In 2014 architect Dirk Bigaré invited George De Decker to take part in a special project: the integration of art into the new prison complex in Leuze-en-Hainaut (BE).
De Decker designed a series of 4 sculptures (in bronze, walnut, aluminium and leather/lead), as well as a large stained glass window and 2 paintings.
The bronze sculpture at the entrance is a metaphor for the irrepressible power of thought, the imagination: Why is that human figure there standing on his head? And why isn’t he placed centrally on that tall beam?
Etymologically the word ‘man’ has the same roots as the Latin mens – spirit or mind. Inmates aren’t just physically but also mentally isolated. But the mind can’t be confined, and so it is the inmates who hold the ultimate key to this prison. Their thoughts are free.
With this image, De Decker gives physical form to the sound of this ultimate sanctuary, the inner voice – le bruit de la pensée.
The large stained glass window (260/472 cm) that De Decker designed for this commission complements the four sculptures. It isn’t man who is central here, it’s the landscape into which man has been introduced. It is not the vertical, but the horizontal.
Nor is there any facile, noncommittal realism here.
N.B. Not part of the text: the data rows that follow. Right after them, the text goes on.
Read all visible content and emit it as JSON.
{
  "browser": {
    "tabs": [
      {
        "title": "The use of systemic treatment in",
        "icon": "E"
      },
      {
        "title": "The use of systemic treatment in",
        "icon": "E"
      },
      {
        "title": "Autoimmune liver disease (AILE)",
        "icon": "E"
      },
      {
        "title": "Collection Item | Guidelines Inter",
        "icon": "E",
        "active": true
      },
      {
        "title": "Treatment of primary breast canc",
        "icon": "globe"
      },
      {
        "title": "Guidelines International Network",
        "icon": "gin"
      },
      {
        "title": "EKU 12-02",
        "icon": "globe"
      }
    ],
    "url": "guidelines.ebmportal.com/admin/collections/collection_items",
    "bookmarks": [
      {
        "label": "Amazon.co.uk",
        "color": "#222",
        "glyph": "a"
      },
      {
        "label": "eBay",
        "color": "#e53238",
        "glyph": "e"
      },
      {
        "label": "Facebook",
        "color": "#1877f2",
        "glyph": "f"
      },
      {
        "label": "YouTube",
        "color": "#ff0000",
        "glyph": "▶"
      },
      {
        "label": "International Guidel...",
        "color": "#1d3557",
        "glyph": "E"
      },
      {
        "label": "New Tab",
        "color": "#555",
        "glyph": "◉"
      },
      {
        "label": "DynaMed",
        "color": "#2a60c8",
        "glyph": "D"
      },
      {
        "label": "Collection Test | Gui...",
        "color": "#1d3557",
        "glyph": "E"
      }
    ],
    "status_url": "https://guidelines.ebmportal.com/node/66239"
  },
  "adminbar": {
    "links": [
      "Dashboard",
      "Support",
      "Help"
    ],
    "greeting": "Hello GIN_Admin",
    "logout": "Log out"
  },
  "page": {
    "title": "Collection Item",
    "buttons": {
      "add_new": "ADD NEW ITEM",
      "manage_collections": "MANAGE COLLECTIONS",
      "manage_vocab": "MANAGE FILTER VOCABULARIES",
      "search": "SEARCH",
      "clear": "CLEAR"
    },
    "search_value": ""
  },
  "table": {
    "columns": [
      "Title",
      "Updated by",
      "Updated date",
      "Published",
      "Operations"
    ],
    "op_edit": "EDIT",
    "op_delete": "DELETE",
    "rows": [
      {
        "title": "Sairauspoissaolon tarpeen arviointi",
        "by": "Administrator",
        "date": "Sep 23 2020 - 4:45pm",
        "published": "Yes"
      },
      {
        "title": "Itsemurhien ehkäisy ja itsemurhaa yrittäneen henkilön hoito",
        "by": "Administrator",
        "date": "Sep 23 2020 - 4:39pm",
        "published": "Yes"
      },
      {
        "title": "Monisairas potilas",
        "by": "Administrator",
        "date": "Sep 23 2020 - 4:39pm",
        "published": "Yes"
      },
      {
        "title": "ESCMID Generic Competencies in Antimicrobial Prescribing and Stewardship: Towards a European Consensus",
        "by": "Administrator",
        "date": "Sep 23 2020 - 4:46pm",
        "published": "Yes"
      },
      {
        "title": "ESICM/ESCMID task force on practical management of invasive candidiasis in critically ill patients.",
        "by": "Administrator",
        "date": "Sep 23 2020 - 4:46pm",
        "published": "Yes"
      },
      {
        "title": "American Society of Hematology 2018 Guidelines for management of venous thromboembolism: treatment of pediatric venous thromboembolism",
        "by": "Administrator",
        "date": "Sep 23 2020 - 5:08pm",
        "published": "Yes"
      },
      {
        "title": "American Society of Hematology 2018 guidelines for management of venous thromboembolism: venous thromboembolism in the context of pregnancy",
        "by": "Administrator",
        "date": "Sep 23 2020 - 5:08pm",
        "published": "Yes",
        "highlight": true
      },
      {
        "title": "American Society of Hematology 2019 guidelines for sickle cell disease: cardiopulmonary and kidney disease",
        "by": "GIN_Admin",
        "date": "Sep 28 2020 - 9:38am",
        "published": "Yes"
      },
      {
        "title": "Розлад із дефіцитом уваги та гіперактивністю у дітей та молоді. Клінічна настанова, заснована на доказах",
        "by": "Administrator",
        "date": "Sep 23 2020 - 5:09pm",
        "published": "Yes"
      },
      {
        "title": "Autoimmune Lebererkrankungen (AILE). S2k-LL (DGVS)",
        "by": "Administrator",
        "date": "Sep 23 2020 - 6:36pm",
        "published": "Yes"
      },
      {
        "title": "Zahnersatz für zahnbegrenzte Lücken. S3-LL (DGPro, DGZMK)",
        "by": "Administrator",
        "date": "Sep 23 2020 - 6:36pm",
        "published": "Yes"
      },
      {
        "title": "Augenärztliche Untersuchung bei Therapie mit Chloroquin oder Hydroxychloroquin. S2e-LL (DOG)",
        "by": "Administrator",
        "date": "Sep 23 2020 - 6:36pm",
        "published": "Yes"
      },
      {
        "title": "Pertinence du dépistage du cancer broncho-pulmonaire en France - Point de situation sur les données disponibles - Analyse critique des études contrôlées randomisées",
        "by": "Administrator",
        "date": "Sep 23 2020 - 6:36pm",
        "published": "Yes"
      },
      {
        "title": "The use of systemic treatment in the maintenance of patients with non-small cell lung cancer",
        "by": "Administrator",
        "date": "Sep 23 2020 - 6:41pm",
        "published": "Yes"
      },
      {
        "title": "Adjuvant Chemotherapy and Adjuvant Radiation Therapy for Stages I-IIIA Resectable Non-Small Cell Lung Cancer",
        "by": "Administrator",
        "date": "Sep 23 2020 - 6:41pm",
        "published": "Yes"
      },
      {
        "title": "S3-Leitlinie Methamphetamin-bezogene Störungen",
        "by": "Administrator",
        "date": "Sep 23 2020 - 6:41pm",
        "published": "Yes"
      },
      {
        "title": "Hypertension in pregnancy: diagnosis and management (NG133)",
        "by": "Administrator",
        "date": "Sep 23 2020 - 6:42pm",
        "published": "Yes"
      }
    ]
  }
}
Instead, De Decker brings in the outside world by employing a subdued colour palette and the graphic grid pattern of the bars.
© Guido De Bruyn, translation;:Stephen Smith